1. Finish the pop-can challenge. Please keep the winners' names on the board
2. Upload robotC firmware to your Cortex so you can begin to program them. Follow these instructions.
3. Begin going through the Movement unit from Carnegie Mellon University. We will do our own version of their Labyrinth Challenge. Test your robots! Make sure you understand how your programs affect movement.
Our essential question for this unit is "how can robots help me gain power over my environment and my future?" I think this is a reasonable question for you to ask, since robotic systems are becoming so common. We are seeing them pop up in so many industries. In fact, people far smarter than me are saying that there is an excellent chance that students today will need to interact with robots as co-workers, regardless of the industry they choose. We have spoken in class about the likelihood that you will most likely need to communicate with a computer system far more often than you will with a human. Many of those computer systems will be robots.
Thus, knowing how they function gives you power to control them and confidence to interact with them. Furthermore, programming systems may very well be the most important language you will need to know in your careers.
For this unit we are using the awesome VEX EDR robot systems. You could study these robots for 2 or 3 years and not run out of things to build and program. You can build entire clutch and transmission systems with these. In grade 11, you will learn how to use these for competition, so that you can actually enter the VEX International robot competitions in grade 12.
This is going to be amazing.
Learning Goals for Robotics Unit:
Conceptual (what do you need to learn?):
Many very smart people are saying that Additive Manufacturing, or 3D printing, will be more revolutionary than the Internet. Whether or not that's true, 3D printing is already changing established industries such as medicine, food, fashion, and aerospace. Essentially, these are industries where mass production isn't the best fit. These are specialized industries where unique parts are often required.
Beyond these types of industries, 3D printing offers a different type of future. You want something, you press a button and a machine in your home starts producing it. A machine that could make things appear out of nothing!. Printing in 3D gives you the power to create. No longer do you merely need to be a passive consumer. Learning how to design and print in 3D means you can be a creator. Just think of the story of Derby the dog.
Furthermore, being able to design and create in 3D is a critical engineering skill. It's one thing to be able to conceive of an idea and sketch it out in 2D. But to really determine its value, you need to conceptualize it in 3D.
Our Essential Question for this unit is: How can the ability to design in 3D and create using additive manufacturing give me the power to create personalized objects on demand?
The major learning goals are:
Conceptual (what do you need to learn?):
Looking for an industry with 0% unemployment? CyberSecurity! Learn a bit about Stuxnet to see why this is an industry that is growing so rapidly.
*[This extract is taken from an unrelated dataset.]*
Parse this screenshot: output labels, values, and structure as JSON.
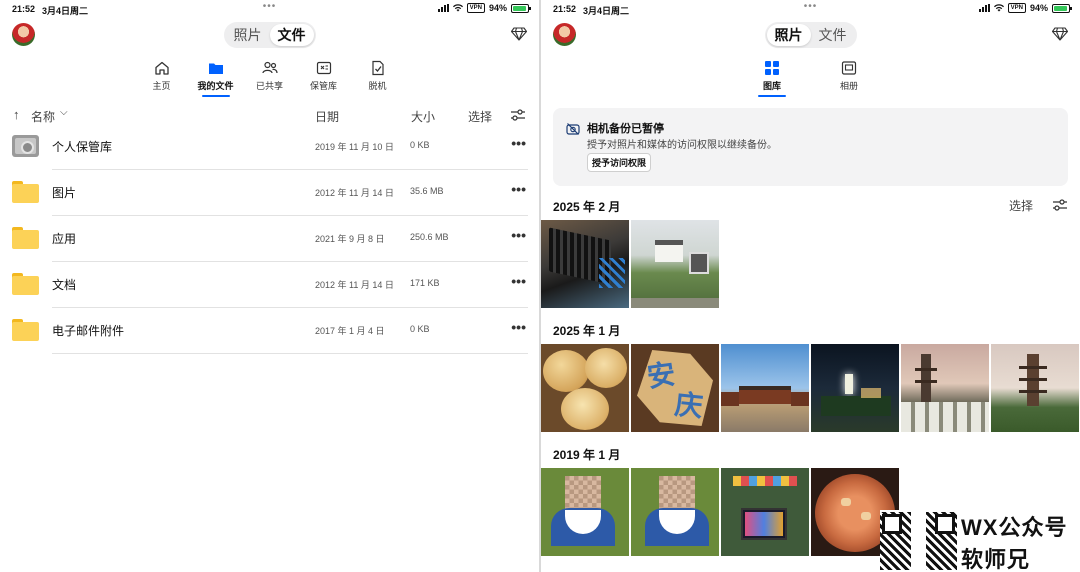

If nuclear facilities can be targeted, imagine the potential security threat when everything goes online with the Internet of Things. This Internet thing doesn't seem to be going away.
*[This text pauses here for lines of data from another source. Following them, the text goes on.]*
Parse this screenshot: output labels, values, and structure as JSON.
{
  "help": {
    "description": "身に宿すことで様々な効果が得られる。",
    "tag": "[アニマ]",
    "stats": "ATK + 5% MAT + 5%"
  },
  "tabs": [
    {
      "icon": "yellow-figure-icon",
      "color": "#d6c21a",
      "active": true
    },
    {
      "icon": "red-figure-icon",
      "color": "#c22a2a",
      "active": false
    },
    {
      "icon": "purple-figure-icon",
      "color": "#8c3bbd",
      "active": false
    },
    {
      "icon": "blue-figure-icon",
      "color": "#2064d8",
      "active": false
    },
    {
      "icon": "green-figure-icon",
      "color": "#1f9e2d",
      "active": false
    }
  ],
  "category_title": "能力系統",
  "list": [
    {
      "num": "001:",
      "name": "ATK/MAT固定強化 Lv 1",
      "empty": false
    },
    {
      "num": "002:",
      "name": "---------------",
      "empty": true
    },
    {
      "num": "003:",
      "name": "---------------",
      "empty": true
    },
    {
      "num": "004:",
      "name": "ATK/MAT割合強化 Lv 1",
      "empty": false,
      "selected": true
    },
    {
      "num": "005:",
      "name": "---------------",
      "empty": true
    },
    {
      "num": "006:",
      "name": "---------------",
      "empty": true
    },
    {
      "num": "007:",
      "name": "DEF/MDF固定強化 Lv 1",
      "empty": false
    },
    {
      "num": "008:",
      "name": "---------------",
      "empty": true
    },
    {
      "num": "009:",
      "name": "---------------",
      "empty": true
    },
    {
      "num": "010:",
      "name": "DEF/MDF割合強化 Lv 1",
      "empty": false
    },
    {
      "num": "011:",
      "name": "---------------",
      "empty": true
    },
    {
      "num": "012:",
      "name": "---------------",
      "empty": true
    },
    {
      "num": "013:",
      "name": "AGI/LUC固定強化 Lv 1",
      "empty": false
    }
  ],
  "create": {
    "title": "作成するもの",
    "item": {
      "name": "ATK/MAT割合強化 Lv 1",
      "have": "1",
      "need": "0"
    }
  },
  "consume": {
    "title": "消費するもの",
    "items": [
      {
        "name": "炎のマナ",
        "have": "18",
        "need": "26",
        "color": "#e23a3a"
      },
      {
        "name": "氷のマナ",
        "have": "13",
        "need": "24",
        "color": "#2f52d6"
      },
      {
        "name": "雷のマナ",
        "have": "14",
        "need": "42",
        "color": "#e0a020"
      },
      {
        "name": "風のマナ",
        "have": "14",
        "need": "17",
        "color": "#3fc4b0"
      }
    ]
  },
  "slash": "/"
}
So, what do you need to get started in an industry like this? An expert knowledge of Networking, hardware and electronics.
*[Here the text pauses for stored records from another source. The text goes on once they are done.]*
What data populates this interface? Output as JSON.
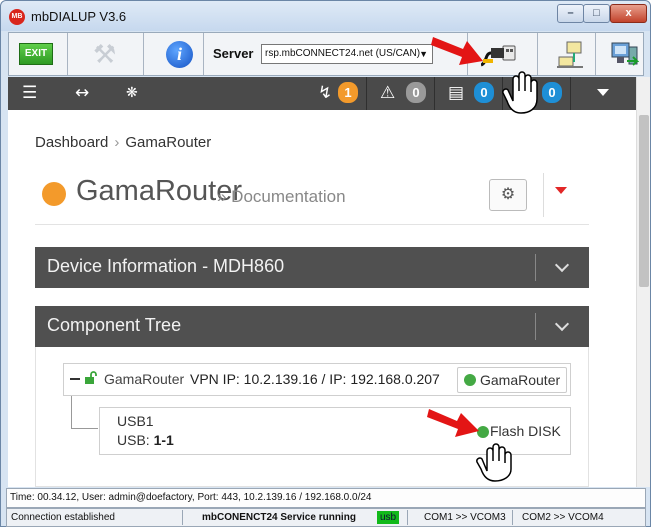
{
  "window": {
    "title": "mbDIALUP  V3.6",
    "app_icon_text": "MB",
    "controls": {
      "minimize": "–",
      "maximize": "□",
      "close": "x"
    }
  },
  "toolbar": {
    "exit_label": "EXIT",
    "server_label": "Server",
    "server_value": "rsp.mbCONNECT24.net (US/CAN)",
    "icons": [
      "exit-icon",
      "tools-icon",
      "info-icon",
      "usb-connect-icon",
      "network-icon",
      "computer-icon"
    ]
  },
  "nav": {
    "badges": {
      "alerts": "1",
      "warnings": "0",
      "devices": "0",
      "users": "0"
    },
    "colors": {
      "alerts": "#f39a2b",
      "warnings": "#9a9a9a",
      "devices": "#1e8fd6",
      "users": "#1e8fd6"
    }
  },
  "breadcrumb": {
    "root": "Dashboard",
    "separator": "›",
    "current": "GamaRouter"
  },
  "device": {
    "name": "GamaRouter",
    "subtitle": "» Documentation",
    "status_color": "#f39a2b"
  },
  "panels": {
    "device_info": "Device Information - MDH860",
    "component_tree": "Component Tree"
  },
  "tree": {
    "router_name": "GamaRouter",
    "router_ips": "VPN IP: 10.2.139.16 / IP: 192.168.0.207",
    "router_button": "GamaRouter",
    "usb_name": "USB1",
    "usb_port_label": "USB:",
    "usb_port_value": "1-1",
    "usb_device": "Flash DISK"
  },
  "status": {
    "line1": "Time: 00.34.12, User: admin@doefactory, Port: 443, 10.2.139.16 / 192.168.0.0/24",
    "connection": "Connection established",
    "service": "mbCONENCT24 Service running",
    "usb_tag": "usb",
    "com1": "COM1 >> VCOM3",
    "com2": "COM2 >> VCOM4"
  }
}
Throughout the engineeringCentral program, you get exposure to all these topics. So now we look at networking. We need to know how to set them up, connect to them, and secure them. That will give us the expertise to configure reliable networks at home. But in order to become a pro, you need to get deep into networking. For those of you who are interested, you can go deeper into the Cisco Networking Academy than we have time to get in class. This gives you a solid foundation to begin a career as an IT Pro.
The major learning goals of this unit are:
Course Information 11
Course Information 12
Cisco Networking Academy
Why we will rely on Robotics
Peer Review Form
Robot C for VEX
VEX Ultrasonic Sensor
VEX Ultrasonic Value
Assignments and Due Dates
11: Laser Tripwire Alarm: Mar 10
12: Laser-Tag Gun: Mar 30
11: Secure Networks: Apr 7
11: 3D Rocket: Apr 12
3D Battling Top: Apr 25
12: SumoBot Challenge: May 31
11: Starstruck: June 20